» Work to be completed
The response must contain every line from the records below that has "chevron".

___ Given records ___

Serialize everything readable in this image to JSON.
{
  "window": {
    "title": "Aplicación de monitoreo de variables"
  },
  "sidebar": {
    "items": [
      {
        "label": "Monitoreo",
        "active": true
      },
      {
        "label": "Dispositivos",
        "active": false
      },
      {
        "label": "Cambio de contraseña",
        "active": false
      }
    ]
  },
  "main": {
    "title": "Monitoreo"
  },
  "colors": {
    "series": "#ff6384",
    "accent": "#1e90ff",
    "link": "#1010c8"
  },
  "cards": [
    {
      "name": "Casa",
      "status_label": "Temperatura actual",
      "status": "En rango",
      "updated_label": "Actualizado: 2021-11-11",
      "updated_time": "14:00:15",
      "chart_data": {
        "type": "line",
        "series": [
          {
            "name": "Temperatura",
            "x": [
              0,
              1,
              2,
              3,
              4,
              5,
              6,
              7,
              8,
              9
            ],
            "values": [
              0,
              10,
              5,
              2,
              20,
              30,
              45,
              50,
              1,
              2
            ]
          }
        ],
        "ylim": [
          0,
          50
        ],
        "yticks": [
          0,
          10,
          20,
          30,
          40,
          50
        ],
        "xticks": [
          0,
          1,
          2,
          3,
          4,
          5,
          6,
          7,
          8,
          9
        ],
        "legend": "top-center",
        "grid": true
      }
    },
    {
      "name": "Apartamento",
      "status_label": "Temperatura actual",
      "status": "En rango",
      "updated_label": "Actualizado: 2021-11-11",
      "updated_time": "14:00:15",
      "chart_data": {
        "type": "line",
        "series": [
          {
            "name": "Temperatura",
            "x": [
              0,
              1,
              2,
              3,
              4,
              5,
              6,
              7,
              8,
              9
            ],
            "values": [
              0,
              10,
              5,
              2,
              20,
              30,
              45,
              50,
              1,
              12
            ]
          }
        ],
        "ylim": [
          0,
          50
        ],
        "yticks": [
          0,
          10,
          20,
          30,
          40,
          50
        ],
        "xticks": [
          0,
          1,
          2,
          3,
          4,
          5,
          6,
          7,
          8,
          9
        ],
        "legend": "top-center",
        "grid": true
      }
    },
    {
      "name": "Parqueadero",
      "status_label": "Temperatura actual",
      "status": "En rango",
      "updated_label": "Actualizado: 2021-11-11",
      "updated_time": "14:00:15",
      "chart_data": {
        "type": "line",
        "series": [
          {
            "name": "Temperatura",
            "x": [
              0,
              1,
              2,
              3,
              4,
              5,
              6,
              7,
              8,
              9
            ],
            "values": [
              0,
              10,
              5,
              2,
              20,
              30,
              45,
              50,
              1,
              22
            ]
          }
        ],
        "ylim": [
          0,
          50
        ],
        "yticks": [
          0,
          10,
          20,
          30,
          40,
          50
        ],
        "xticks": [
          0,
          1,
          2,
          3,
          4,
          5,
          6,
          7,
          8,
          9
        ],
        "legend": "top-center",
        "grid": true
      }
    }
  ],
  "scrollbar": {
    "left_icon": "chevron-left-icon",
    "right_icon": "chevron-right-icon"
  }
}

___

» Result of this task
    "left_icon": "chevron-left-icon",
    "right_icon": "chevron-right-icon"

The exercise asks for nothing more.